#### TASK DIRECTIONS
If a line in the data below contains "true", copy it.

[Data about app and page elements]
━━━━━━━━━━━━━━━━
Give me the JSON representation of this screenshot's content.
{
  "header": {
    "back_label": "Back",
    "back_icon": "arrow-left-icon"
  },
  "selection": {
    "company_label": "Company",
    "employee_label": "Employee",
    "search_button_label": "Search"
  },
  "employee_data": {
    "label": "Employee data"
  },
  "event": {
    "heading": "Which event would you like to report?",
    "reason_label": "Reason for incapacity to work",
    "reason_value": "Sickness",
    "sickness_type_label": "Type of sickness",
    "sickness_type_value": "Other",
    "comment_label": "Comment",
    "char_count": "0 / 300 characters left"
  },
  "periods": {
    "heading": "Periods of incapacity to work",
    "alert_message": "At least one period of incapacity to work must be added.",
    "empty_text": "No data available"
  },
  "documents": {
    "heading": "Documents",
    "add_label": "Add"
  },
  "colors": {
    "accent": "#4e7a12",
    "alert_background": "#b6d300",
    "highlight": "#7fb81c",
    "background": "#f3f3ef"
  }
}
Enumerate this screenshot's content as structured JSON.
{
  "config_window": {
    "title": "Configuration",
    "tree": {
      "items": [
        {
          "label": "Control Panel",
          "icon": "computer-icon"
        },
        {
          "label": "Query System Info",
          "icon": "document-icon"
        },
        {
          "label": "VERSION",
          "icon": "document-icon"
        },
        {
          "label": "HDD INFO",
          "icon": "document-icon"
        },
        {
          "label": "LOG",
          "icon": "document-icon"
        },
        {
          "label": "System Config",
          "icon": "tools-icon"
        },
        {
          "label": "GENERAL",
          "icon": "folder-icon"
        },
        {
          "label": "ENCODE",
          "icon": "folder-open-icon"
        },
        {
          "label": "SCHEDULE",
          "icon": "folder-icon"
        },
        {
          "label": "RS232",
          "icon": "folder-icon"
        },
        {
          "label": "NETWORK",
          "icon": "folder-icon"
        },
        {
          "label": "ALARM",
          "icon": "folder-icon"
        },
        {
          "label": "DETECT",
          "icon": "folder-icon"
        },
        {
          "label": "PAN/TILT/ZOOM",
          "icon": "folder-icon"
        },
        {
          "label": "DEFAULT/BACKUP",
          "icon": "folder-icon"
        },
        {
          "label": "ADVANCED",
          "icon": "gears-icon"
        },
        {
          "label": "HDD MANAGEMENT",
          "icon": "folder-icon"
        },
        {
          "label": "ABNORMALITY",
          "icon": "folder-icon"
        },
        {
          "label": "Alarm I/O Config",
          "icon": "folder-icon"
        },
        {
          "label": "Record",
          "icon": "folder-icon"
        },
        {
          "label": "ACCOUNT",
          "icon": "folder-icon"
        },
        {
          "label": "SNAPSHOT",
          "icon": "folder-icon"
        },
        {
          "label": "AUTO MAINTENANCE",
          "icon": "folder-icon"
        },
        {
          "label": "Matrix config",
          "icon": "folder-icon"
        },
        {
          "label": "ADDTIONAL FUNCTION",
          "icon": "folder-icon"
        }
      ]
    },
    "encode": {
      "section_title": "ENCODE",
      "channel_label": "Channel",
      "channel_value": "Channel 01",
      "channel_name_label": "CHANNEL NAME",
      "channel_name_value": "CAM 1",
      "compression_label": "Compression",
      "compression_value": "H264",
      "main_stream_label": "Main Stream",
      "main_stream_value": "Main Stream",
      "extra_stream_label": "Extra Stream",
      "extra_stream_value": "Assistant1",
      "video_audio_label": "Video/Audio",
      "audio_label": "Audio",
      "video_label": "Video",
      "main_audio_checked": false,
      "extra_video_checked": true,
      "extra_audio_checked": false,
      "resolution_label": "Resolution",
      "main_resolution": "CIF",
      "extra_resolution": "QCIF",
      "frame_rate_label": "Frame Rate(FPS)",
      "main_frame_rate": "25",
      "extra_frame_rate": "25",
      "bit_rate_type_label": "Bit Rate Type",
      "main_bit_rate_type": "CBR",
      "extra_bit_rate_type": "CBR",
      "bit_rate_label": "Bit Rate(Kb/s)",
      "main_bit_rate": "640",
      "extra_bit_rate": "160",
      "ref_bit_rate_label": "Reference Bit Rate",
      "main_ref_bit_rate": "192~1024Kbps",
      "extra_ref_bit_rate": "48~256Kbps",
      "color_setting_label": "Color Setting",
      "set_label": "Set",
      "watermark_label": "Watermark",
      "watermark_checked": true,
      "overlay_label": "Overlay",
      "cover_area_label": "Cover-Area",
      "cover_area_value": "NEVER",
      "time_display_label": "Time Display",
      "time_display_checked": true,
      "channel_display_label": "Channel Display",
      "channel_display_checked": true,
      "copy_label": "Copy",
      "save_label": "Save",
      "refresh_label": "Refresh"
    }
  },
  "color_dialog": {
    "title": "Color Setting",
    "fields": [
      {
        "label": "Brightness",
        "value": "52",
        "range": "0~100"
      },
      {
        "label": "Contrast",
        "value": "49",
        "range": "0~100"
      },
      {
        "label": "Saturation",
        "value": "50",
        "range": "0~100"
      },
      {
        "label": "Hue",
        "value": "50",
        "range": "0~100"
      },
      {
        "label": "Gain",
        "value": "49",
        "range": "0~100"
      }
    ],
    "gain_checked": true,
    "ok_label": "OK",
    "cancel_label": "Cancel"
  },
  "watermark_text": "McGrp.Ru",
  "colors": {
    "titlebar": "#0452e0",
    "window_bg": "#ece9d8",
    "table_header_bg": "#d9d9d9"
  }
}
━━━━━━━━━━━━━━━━
#### THE ANSWER
      "extra_video_checked": true,
      "watermark_checked": true,
      "time_display_checked": true,
      "channel_display_checked": true,
    "gain_checked": true,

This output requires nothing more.